In order to avoid air pocket bubbles on the sides of your pyramid casting, after you pour resin in the mould, (for each layer), gently move a silicone spatula or popsicle stick along the sides to push off any surface bubbles you may not see sticking to the sides of the mould, and as they rise to the top, you can pop them.
Never fill your pyramid to the top of the mould. If the resin leaks out over the top it can be hard to separate the two piece moulds once resin has cured, without ruining one part. There is another reason for this discussed below.
After demoulding, if your pyramid has come out with air pockets on sides, or some errors on it, you have a few options to fix it. Due to its shape, it is not easy to topcoat each pyramid side once it has been taken out of the mould. Painting the sides with resin often results in ugly drips running down the sides, sometimes making the piece worse then what you started with trying to fix (ask me how I know ;)).
Option A: Latex/or Elmer's glue. If a person has the patience, they can paint elmer's glue or latex (if selling piece make sure customers do not have serious latex allergies), on three sides and bottom of pyramid. Use a level, and try to set the pyramid on a perfect angle so top side you will be brushing with resin, will be flat and level, then pour resin on. Peel off glue/latex once resin has cured. Any resin that dripped over the sides, will peel off with the glue/latex.
Repeat process for each side requiring the clear coat. This is a slow process that takes days, because you have to let each topcoat on each side cure thoroughly, before working on next side. Not an ideal method.
Option B: Double-dip.

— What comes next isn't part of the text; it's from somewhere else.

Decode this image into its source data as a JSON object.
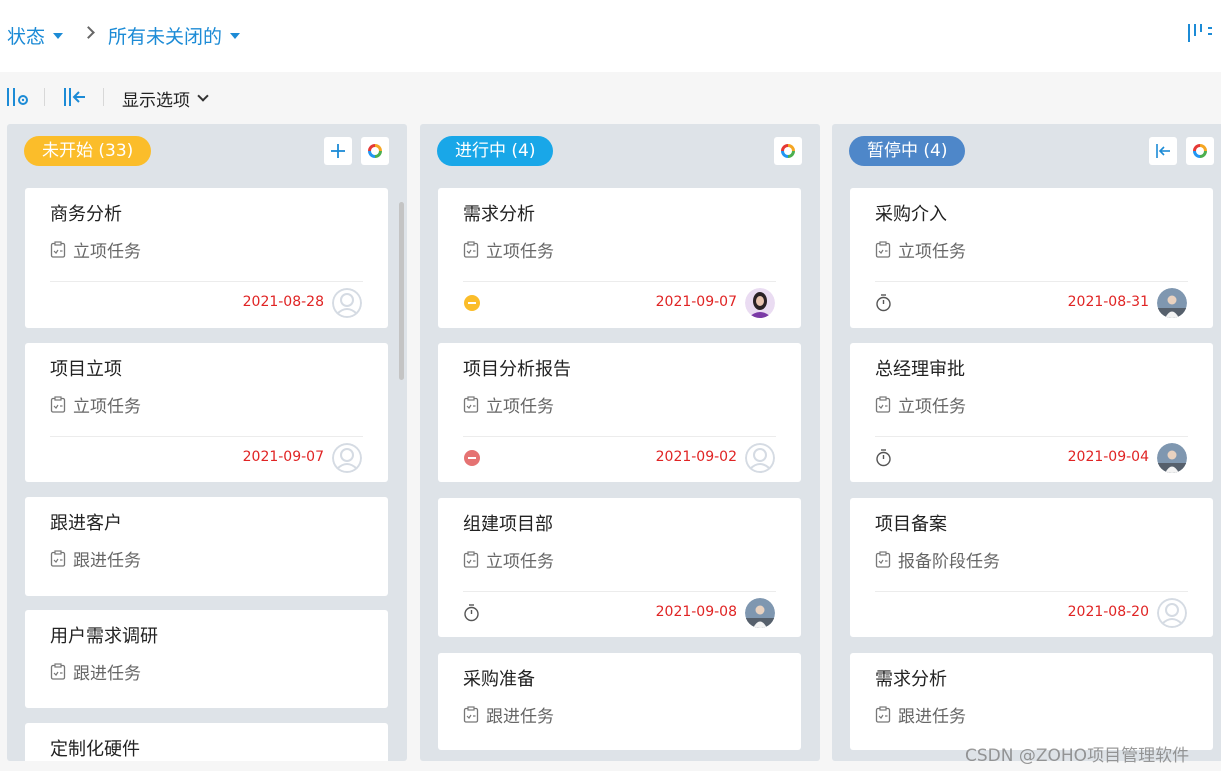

Another reason never to fill your resin to the top of a pyramid mould, is if you do need to use this option to fix any errors on the casting, you will be glad you left a bit of space to allow for a double-dip of the piece. Lightly sand the sides of cured casting, and remove dust in the holes, then wipe remaining dust with isopropyl alcohol, then let dry.
If there are air pockets that get filled with sanding dust, you may need to use canned air to blow the dust out of the holes, or a toothbrush to scrub out the dust before attempting to double-dip piece back inside mould.
To prepare for double-dip, before setting pyramid casting back into the mould, coat all the sides of the pyramid, and inside the mould with resin. Depending on size of pyramid and casting, fill mould with about 1/4 to 1/3 resin (this may take a bit of practice to figure out). Have a spare coaster mould ready, in case you poured too much and need to tip a bit back out again. It is messy, but if covered well, your piece will come out beautifully, and all previous errors should be hidden by new resin coating. Leave to set/cure for longer then usually required to ensure fully hardened prior to unmoulding the double dipped piece. Thin layers can take longer to cure.
Note: Just pouring resin in, without coating all the sides of both pyramid and mould, can cause a patchy double-dip, requiring heavier sanding and re-dipping all over again. (Or in my case, it was so bad, I smashed it to bits, to use as filler another time. lol. Thankfully, in that case, it was more of a test and not a commission, which would have required taking the extra steps to fixing.)
Option C: If you have the tools, you can sand and polish your pyramid to a beautiful finish as well. But it will take some elbow grease. Many people prefer the finish of sanded and polished pieces, and some types of resin crafting are all finished with that process. There is a separate blog post that covers options for sanding, buffing and polishing.